07 septembre 2005
Gregory Djerejian est excédé par l'incompétence de l'administration américaine :
Yes, of course, this was an unprecedented calamity and there is inevitably chaos and disorganization in such situations that result. But the crossed signals, the abject lack of coordination among the local, state and federal authorities--or even just at the federal level itself--they were simply too numberous and worrisome to discount. Remember, we are all living in a brave post 9/11 world. The goverment is supposed to have prepped for such disasters (albeit more terrorist inflicted than by the force of God), for four long years. So, for example, they're surprised that the New Orleans police force simply largely disintegrated? Well, from an administration that didn't even game-plan the prospects of an Iraqi insurgency, I guess that's not surprising. But when a perfect Category 5 (remember, meteorologists though a 5 was going to score a direct hit, the situation might have been even worse!) storm is heading like a bulls-eye to the chronically corrupt and poorly governed Big Easy, is it too much to ask from our supposed best and brightest that they ask: what if the levees break? what if floodwaters render streets uninhabitable? what if looting breaks out? what if mayhem results? disease spreads? cops abandon their beats? I don't feel these questions were seriously analyzed, not by a long shot, by men of Chernoff's caliber who should have.Je n'aurais pas pensé que Gregory, qui a voté pour Bush en 2004, puisse se laisser aller à ce genre d'anti-américanisme réflexif. A croire que la "bien-pensance" est contagieuse.
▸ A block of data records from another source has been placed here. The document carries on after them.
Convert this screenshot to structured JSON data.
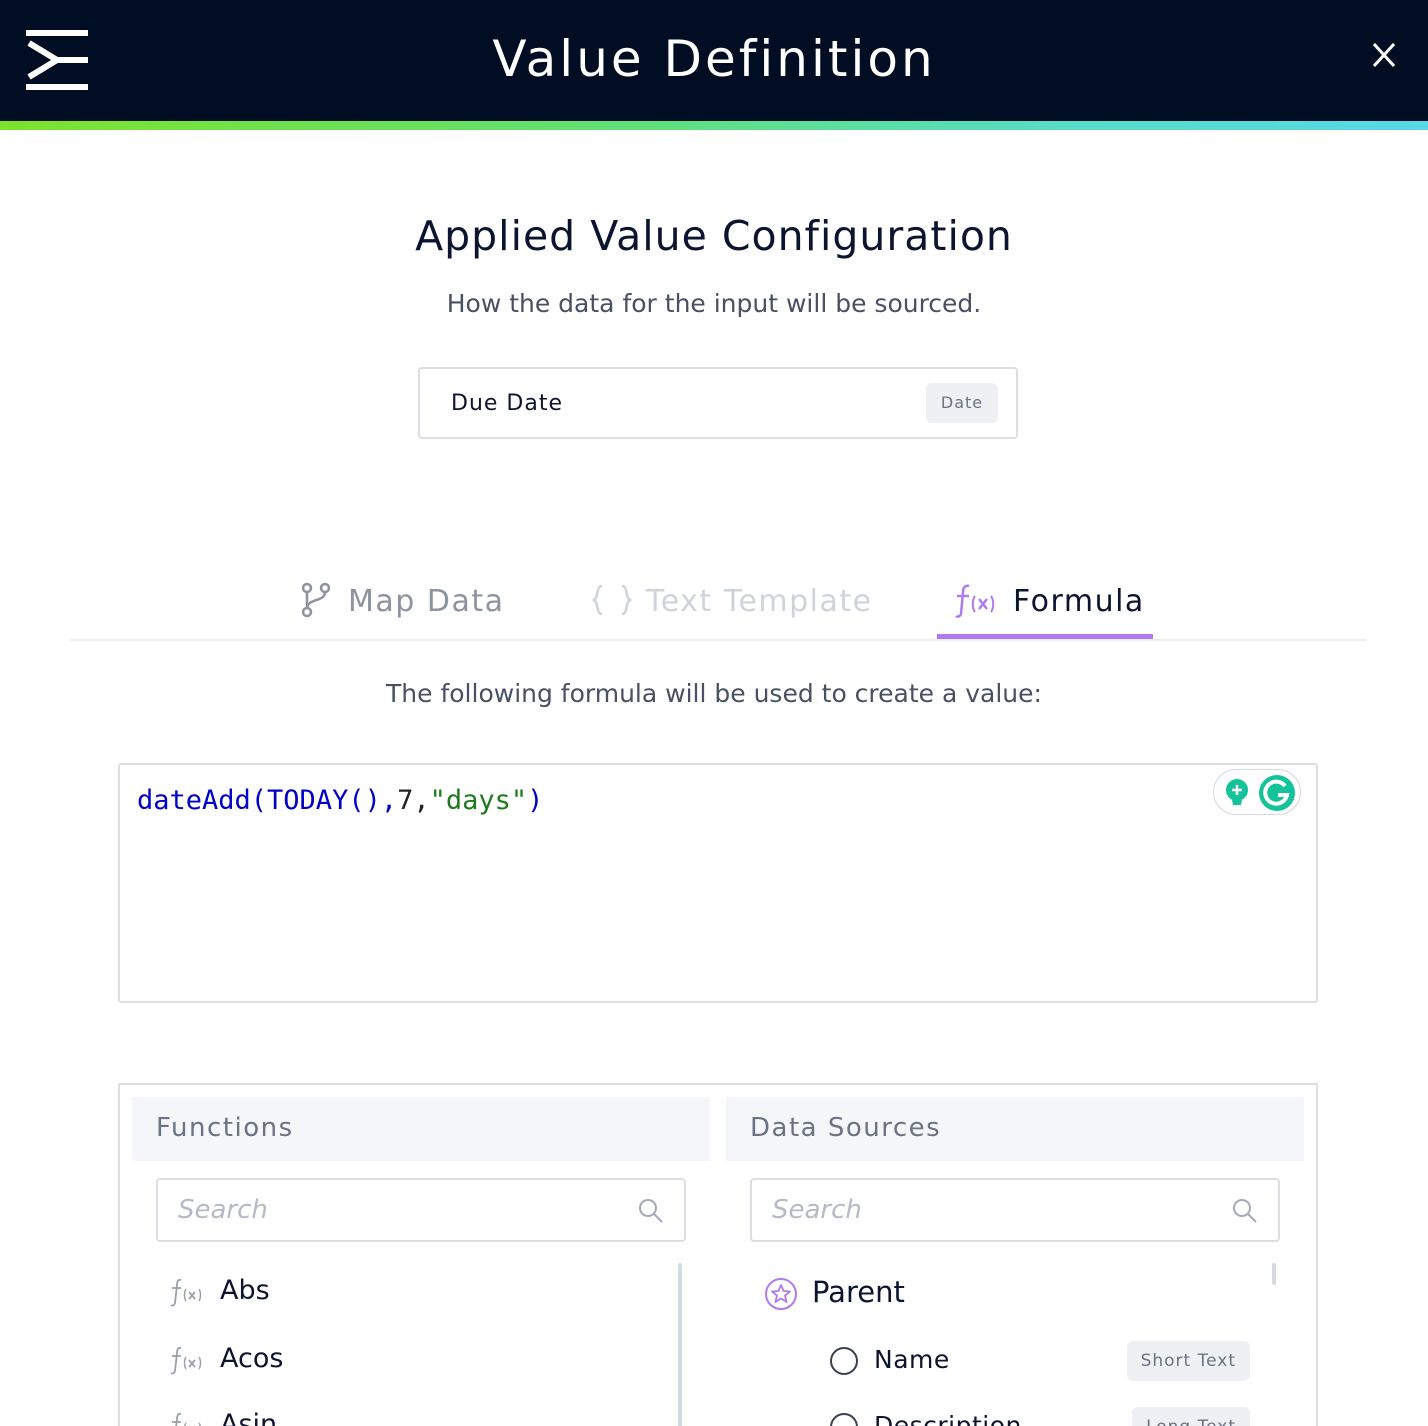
{
  "header": {
    "title": "Value Definition",
    "gradient_colors": [
      "#7be22c",
      "#56d8e6"
    ],
    "background": "#010d22"
  },
  "config": {
    "title": "Applied Value Configuration",
    "subtitle": "How the data for the input will be sourced.",
    "field_name": "Due Date",
    "field_type": "Date"
  },
  "tabs": [
    {
      "label": "Map Data",
      "icon": "branch-icon",
      "state": "inactive"
    },
    {
      "label": "Text Template",
      "icon": "curly-braces-icon",
      "state": "disabled"
    },
    {
      "label": "Formula",
      "icon": "function-icon",
      "state": "active"
    }
  ],
  "accent_color": "#b07bf0",
  "formula": {
    "intro": "The following formula will be used to create a value:",
    "tokens": {
      "fn_open": "dateAdd(TODAY(),",
      "num": "7,",
      "str": "\"days\"",
      "close": ")"
    }
  },
  "functions": {
    "title": "Functions",
    "search_placeholder": "Search",
    "items": [
      "Abs",
      "Acos",
      "Asin"
    ]
  },
  "data_sources": {
    "title": "Data Sources",
    "search_placeholder": "Search",
    "parent": "Parent",
    "items": [
      {
        "name": "Name",
        "type": "Short Text"
      },
      {
        "name": "Description",
        "type": "Long Text"
      }
    ]
  }
}
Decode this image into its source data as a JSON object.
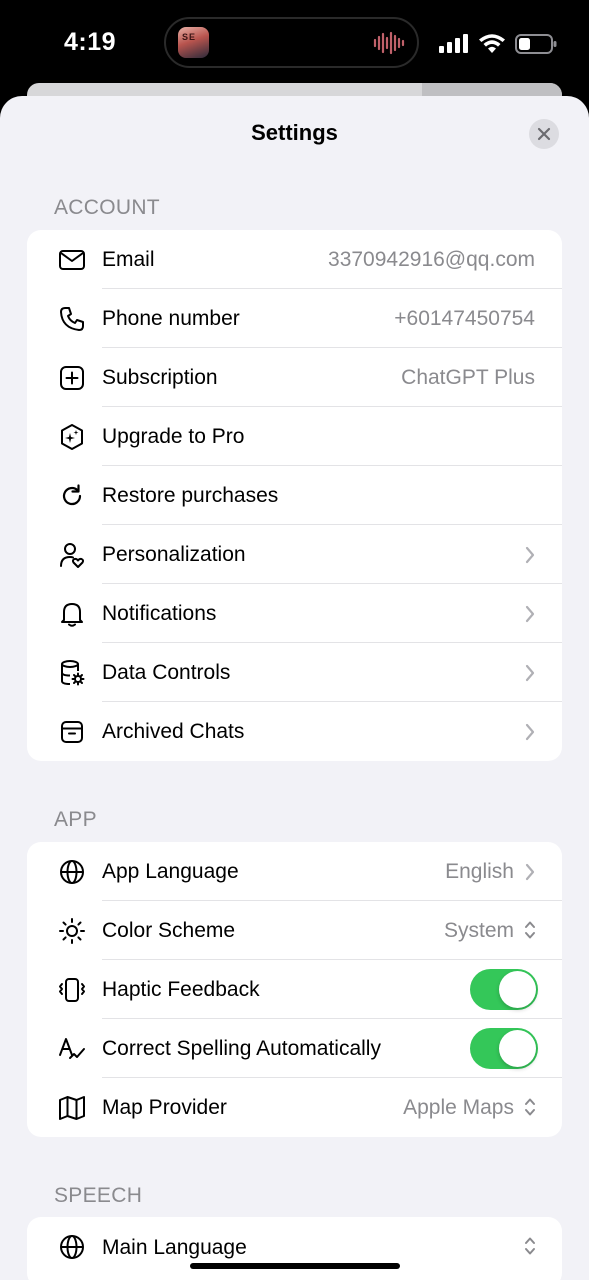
{
  "status_bar": {
    "time": "4:19",
    "island_app_text": "SE"
  },
  "sheet": {
    "title": "Settings"
  },
  "sections": {
    "account": {
      "header": "ACCOUNT",
      "items": [
        {
          "label": "Email",
          "value": "3370942916@qq.com",
          "icon": "mail-icon"
        },
        {
          "label": "Phone number",
          "value": "+60147450754",
          "icon": "phone-icon"
        },
        {
          "label": "Subscription",
          "value": "ChatGPT Plus",
          "icon": "plus-square-icon"
        },
        {
          "label": "Upgrade to Pro",
          "icon": "sparkle-hexagon-icon"
        },
        {
          "label": "Restore purchases",
          "icon": "refresh-icon"
        },
        {
          "label": "Personalization",
          "icon": "person-heart-icon"
        },
        {
          "label": "Notifications",
          "icon": "bell-icon"
        },
        {
          "label": "Data Controls",
          "icon": "database-gear-icon"
        },
        {
          "label": "Archived Chats",
          "icon": "archive-icon"
        }
      ]
    },
    "app": {
      "header": "APP",
      "items": [
        {
          "label": "App Language",
          "value": "English",
          "icon": "globe-icon"
        },
        {
          "label": "Color Scheme",
          "value": "System",
          "icon": "sun-icon"
        },
        {
          "label": "Haptic Feedback",
          "toggle": true,
          "icon": "vibrate-icon"
        },
        {
          "label": "Correct Spelling Automatically",
          "toggle": true,
          "icon": "spellcheck-icon"
        },
        {
          "label": "Map Provider",
          "value": "Apple Maps",
          "icon": "map-icon"
        }
      ]
    },
    "speech": {
      "header": "SPEECH",
      "items": [
        {
          "label": "Main Language",
          "icon": "globe-icon"
        }
      ]
    }
  },
  "colors": {
    "toggle_on": "#34c759",
    "secondary_text": "#8a8a8e",
    "background": "#f2f2f7"
  }
}
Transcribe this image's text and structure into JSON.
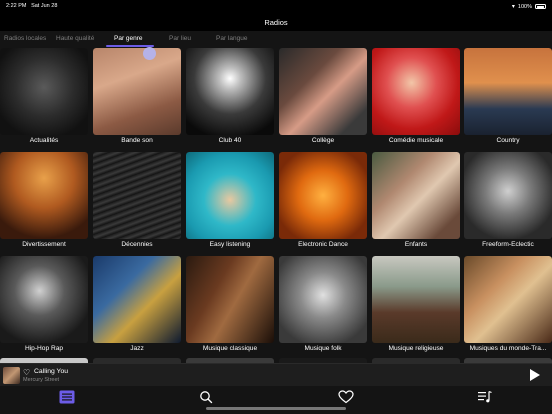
{
  "status_bar": {
    "time": "2:22 PM",
    "date": "Sat Jun 28",
    "battery": "100%"
  },
  "header": {
    "title": "Radios"
  },
  "tabs": [
    {
      "label": "Radios locales"
    },
    {
      "label": "Haute qualité"
    },
    {
      "label": "Par genre"
    },
    {
      "label": "Par lieu"
    },
    {
      "label": "Par langue"
    }
  ],
  "genres": [
    {
      "label": "Actualités"
    },
    {
      "label": "Bande son"
    },
    {
      "label": "Club 40"
    },
    {
      "label": "Collège"
    },
    {
      "label": "Comédie musicale"
    },
    {
      "label": "Country"
    },
    {
      "label": "Divertissement"
    },
    {
      "label": "Décennies"
    },
    {
      "label": "Easy listening"
    },
    {
      "label": "Electronic Dance"
    },
    {
      "label": "Enfants"
    },
    {
      "label": "Freeform-Eclectic"
    },
    {
      "label": "Hip-Hop Rap"
    },
    {
      "label": "Jazz"
    },
    {
      "label": "Musique classique"
    },
    {
      "label": "Musique folk"
    },
    {
      "label": "Musique religieuse"
    },
    {
      "label": "Musiques du monde-Tra..."
    }
  ],
  "mini_player": {
    "title": "Calling You",
    "subtitle": "Mercury Street"
  },
  "tab_bar": {
    "items": [
      {
        "icon": "library-icon"
      },
      {
        "icon": "search-icon"
      },
      {
        "icon": "heart-icon"
      },
      {
        "icon": "queue-icon"
      }
    ]
  },
  "colors": {
    "accent": "#6c5ce7",
    "background": "#141414"
  }
}
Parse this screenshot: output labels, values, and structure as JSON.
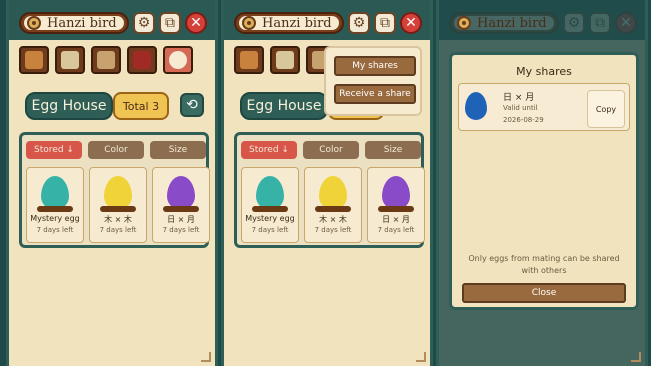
{
  "header": {
    "title": "Hanzi bird",
    "gear_icon": "gear-icon",
    "copy_icon": "copy-icon",
    "close_icon": "close-icon"
  },
  "icon_bar": [
    "house-icon",
    "magnifier-icon",
    "jar-icon",
    "door-icon",
    "egg-icon"
  ],
  "house": {
    "label": "Egg House",
    "total": "Total 3"
  },
  "sort_buttons": [
    "Stored ↓",
    "Color",
    "Size"
  ],
  "eggs": [
    {
      "name": "Mystery egg",
      "days": "7 days left",
      "color": "#36b3a6"
    },
    {
      "name": "木 × 木",
      "days": "7 days left",
      "color": "#f0d338"
    },
    {
      "name": "日 × 月",
      "days": "7 days left",
      "color": "#8a4bc8"
    }
  ],
  "dropdown": {
    "items": [
      "My shares",
      "Receive a share"
    ]
  },
  "modal": {
    "title": "My shares",
    "share": {
      "name": "日 × 月",
      "valid_label": "Valid until",
      "date": "2026-08-29",
      "copy": "Copy",
      "color": "#1f63b8"
    },
    "note": "Only eggs from mating can be shared with others",
    "close": "Close"
  },
  "colors": {
    "teal_dark": "#2b5a55",
    "parchment": "#f1e3bd",
    "active_red": "#d8554a",
    "gold": "#f0c453"
  }
}
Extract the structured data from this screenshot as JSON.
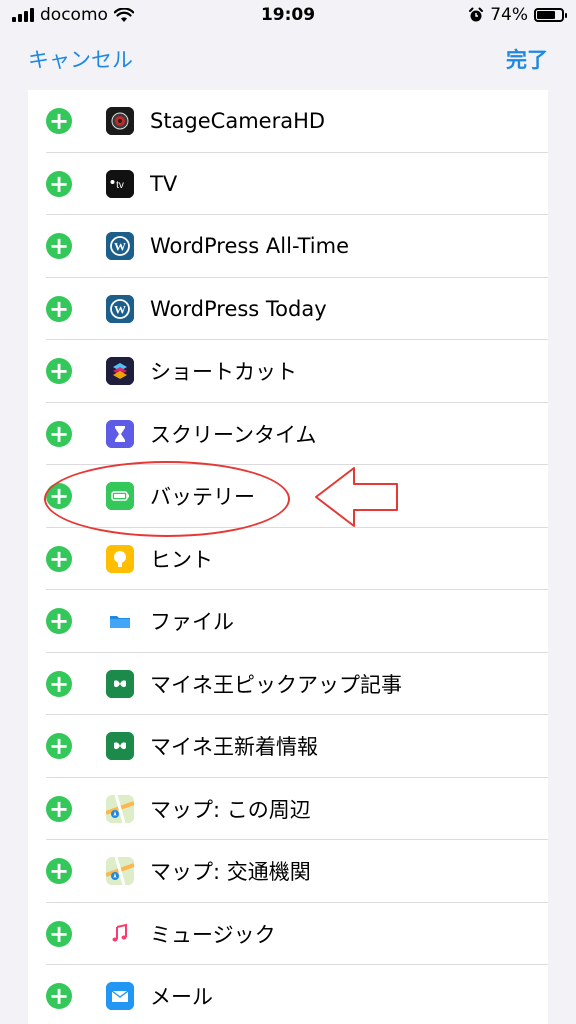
{
  "status_bar": {
    "carrier": "docomo",
    "time": "19:09",
    "battery": "74%",
    "battery_level": 0.74,
    "icons": [
      "signal-icon",
      "wifi-icon",
      "alarm-icon",
      "battery-icon"
    ]
  },
  "nav": {
    "cancel_label": "キャンセル",
    "done_label": "完了"
  },
  "colors": {
    "accent": "#1e88e5",
    "add_button": "#34c759",
    "annotation": "#e53935"
  },
  "items": [
    {
      "label": "StageCameraHD",
      "icon": "stagecamera-icon"
    },
    {
      "label": "TV",
      "icon": "tv-icon"
    },
    {
      "label": "WordPress All-Time",
      "icon": "wordpress-icon"
    },
    {
      "label": "WordPress Today",
      "icon": "wordpress-icon"
    },
    {
      "label": "ショートカット",
      "icon": "shortcuts-icon"
    },
    {
      "label": "スクリーンタイム",
      "icon": "hourglass-icon"
    },
    {
      "label": "バッテリー",
      "icon": "battery-icon"
    },
    {
      "label": "ヒント",
      "icon": "lightbulb-icon"
    },
    {
      "label": "ファイル",
      "icon": "folder-icon"
    },
    {
      "label": "マイネ王ピックアップ記事",
      "icon": "mineo-icon"
    },
    {
      "label": "マイネ王新着情報",
      "icon": "mineo-icon"
    },
    {
      "label": "マップ: この周辺",
      "icon": "maps-icon"
    },
    {
      "label": "マップ: 交通機関",
      "icon": "maps-icon"
    },
    {
      "label": "ミュージック",
      "icon": "music-icon"
    },
    {
      "label": "メール",
      "icon": "mail-icon"
    }
  ]
}
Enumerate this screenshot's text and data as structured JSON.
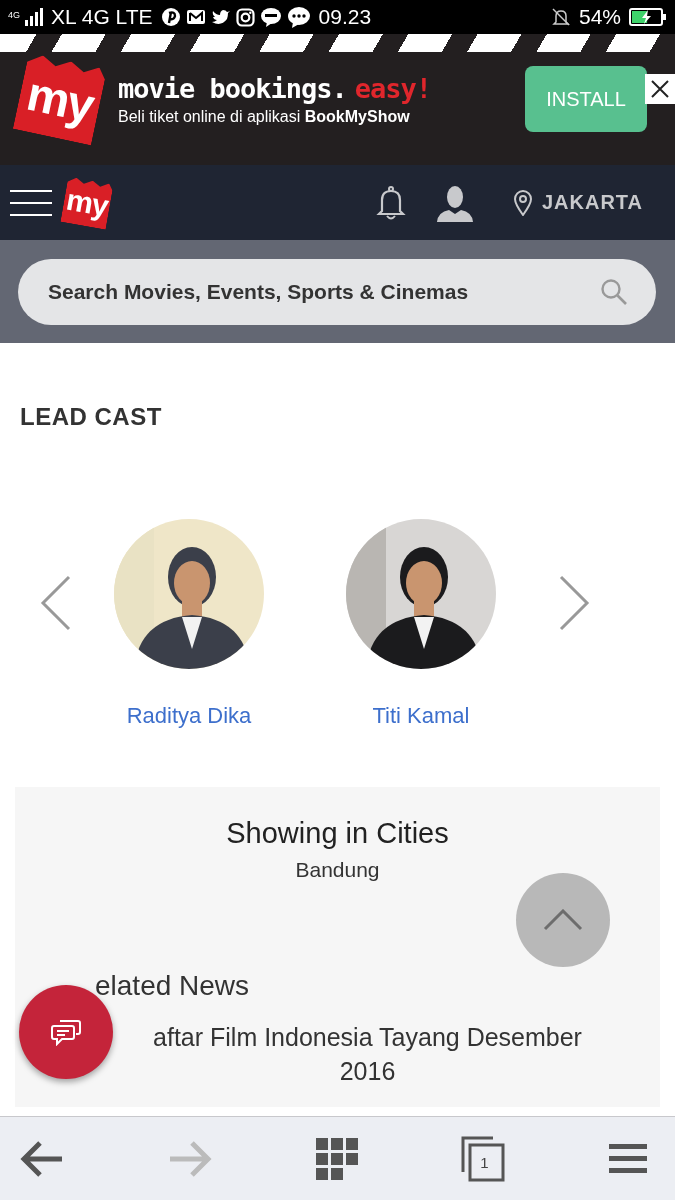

[...] As for FEMA, its response too often evoked disarray. 'Heck of a job' my ass. And so the President seemed removed, especially during the first days, from the reality of the full scale of the disaster (put down that guitar POTUS, and show some dignity in the face of such abject human tragedy!). Tone deaf, and it will take much Roveian and Bartlettian boulot indeed to get back ahead of message on this one (this problem of tone was compounded with his cheap frat-like jocularisms about Trent Lott's porch as well as Barb's Marie Antionette moment, as Sully put it well). As David Brooks has said, people are mad as hell and don't want to take it anymore. They want professionalism and rigor. They want accountability and seriousness. Above all else, they want competence, especially in ensuring basic security in their very own nation (or Iraq, for that matter). It doesn't get more basic than that, folks.
Mis en ligne par Emmanuel à 15:45 | Lien permanent |